*Problem to work on*.
Your job is to return every line in the data holding the string "placeholder".

*Records provided*.
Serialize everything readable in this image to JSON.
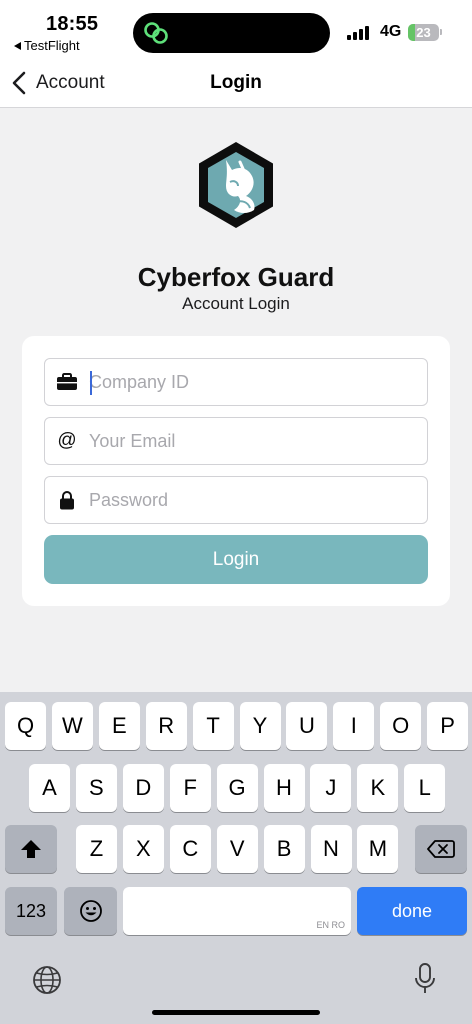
{
  "status_bar": {
    "time": "18:55",
    "back_app": "TestFlight",
    "network": "4G",
    "battery": "23",
    "battery_level": 0.23
  },
  "nav": {
    "back_label": "Account",
    "title": "Login"
  },
  "brand": {
    "name": "Cyberfox Guard",
    "subtitle": "Account Login"
  },
  "form": {
    "company_id": {
      "placeholder": "Company ID",
      "value": ""
    },
    "email": {
      "placeholder": "Your Email",
      "value": ""
    },
    "password": {
      "placeholder": "Password",
      "value": ""
    },
    "login_label": "Login"
  },
  "keyboard": {
    "row1": [
      "Q",
      "W",
      "E",
      "R",
      "T",
      "Y",
      "U",
      "I",
      "O",
      "P"
    ],
    "row2": [
      "A",
      "S",
      "D",
      "F",
      "G",
      "H",
      "J",
      "K",
      "L"
    ],
    "row3": [
      "Z",
      "X",
      "C",
      "V",
      "B",
      "N",
      "M"
    ],
    "numbers_label": "123",
    "done_label": "done",
    "space_language": "EN RO"
  },
  "colors": {
    "accent": "#79b7bd",
    "done": "#2f7cf6",
    "logo_teal": "#6ea9b0",
    "battery_green": "#65c466"
  }
}
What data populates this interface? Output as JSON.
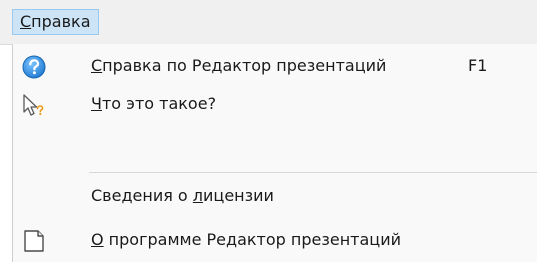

*Task response*.
      "placeholder": "Company ID",
      "placeholder": "Your Email",
      "placeholder": "Password",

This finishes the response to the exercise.